What does it take to build the metaverse? What building blocks do we need, how can companies ensure that the metaverse is going to be inclusive, and how do we know that we have arrived in the 'verse?

This week, we convened a panel of experts for Protocol Entertainment’s first virtual live event, including Epic Games Unreal Engine VP and GM Marc Petit, Oasis Consortium co-founder and President Tiffany Xingyu Wang and Emerge co-founder and CEO Sly Lee.

Keep Reading Show less
Janko Roettgers

Janko Roettgers (@jank0) is a senior reporter at Protocol, reporting on the shifting power dynamics between tech, media, and entertainment, including the impact of new technologies. Previously, Janko was Variety's first-ever technology writer in San Francisco, where he covered big tech and emerging technologies. He has reported for Gigaom, Frankfurter Rundschau, Berliner Zeitung, and ORF, among others. He has written three books on consumer cord-cutting and online music and co-edited an anthology on internet subcultures. He lives with his family in Oakland.

Enterprise

Lyin’ AI: OpenAI launches new language model despite toxic tendencies

Research company OpenAI says this year’s language model is less toxic than GPT-3. But the new default, InstructGPT, still has tendencies to make discriminatory comments and generate false information.

The new default, called InstructGPT, still has tendencies to make discriminatory comments and generate false information.

Illustration: Pixabay; Protocol

OpenAI knows its text generators have had their fair share of problems. Now the research company has shifted to a new deep-learning model it says works better to produce “fewer toxic outputs” than GPT-3, its flawed but widely-used system.

Starting Thursday, a new model called InstructGPT will be the default technology served up through OpenAI’s API, which delivers foundational AI into all sorts of chatbots, automatic writing tools and other text-based applications. Consider the new system, which has been in beta testing for the past year, to be a work in progress toward an automatic text generator that OpenAI hopes is closer to what humans actually want.

Keep Reading Show less
Kate Kaye
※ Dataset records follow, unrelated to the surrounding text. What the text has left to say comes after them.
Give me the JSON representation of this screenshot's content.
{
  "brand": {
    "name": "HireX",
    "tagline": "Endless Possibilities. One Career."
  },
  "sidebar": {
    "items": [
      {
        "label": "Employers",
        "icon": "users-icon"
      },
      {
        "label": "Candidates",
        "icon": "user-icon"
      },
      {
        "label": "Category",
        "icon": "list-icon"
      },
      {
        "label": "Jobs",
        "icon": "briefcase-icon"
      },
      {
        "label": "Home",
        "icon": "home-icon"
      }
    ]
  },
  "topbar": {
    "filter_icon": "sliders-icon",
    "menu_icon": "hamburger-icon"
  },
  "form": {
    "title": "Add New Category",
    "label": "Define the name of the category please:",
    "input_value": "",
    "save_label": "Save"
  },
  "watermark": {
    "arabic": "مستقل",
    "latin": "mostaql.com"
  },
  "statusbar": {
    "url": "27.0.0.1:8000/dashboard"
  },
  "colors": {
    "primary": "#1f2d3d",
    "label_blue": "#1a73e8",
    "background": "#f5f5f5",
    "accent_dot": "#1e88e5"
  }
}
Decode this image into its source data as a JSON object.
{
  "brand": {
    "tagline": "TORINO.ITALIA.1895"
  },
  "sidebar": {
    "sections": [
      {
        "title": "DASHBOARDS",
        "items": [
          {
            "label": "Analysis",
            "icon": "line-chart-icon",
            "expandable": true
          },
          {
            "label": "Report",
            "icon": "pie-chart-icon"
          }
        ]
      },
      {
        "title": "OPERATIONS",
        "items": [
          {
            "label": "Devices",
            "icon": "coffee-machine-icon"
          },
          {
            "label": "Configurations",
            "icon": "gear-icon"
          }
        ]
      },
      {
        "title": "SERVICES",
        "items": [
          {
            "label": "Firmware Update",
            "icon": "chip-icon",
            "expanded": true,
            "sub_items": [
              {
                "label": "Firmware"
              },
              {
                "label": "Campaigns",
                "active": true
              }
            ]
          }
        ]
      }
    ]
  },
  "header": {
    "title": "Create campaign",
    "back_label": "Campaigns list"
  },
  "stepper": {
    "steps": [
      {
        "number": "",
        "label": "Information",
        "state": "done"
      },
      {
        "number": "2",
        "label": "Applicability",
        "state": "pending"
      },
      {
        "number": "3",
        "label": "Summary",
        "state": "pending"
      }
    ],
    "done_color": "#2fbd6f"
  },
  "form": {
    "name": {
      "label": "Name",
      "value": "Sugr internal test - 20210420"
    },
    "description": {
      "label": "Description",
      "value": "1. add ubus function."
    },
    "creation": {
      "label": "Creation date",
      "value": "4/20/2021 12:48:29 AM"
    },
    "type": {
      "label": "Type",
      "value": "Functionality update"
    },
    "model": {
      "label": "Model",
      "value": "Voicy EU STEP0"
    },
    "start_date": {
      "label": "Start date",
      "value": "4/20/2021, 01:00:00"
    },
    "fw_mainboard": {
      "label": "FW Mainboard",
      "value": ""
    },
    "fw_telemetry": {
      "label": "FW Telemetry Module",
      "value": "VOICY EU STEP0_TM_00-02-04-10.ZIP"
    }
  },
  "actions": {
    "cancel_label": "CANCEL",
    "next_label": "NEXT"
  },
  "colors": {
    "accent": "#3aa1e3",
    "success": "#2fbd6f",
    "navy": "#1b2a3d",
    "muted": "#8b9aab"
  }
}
Kate Kaye is an award-winning multimedia reporter digging deep and telling print, digital and audio stories. She covers AI and data for Protocol. Her reporting on AI and tech ethics issues has been published in OneZero, Fast Company, MIT Technology Review, CityLab, Ad Age and Digiday and heard on NPR. Kate is the creator of RedTailMedia.org and is the author of "Campaign '08: A Turning Point for Digital Media," a book about how the 2008 presidential campaigns used digital media and data.

Latest Stories
Bulletins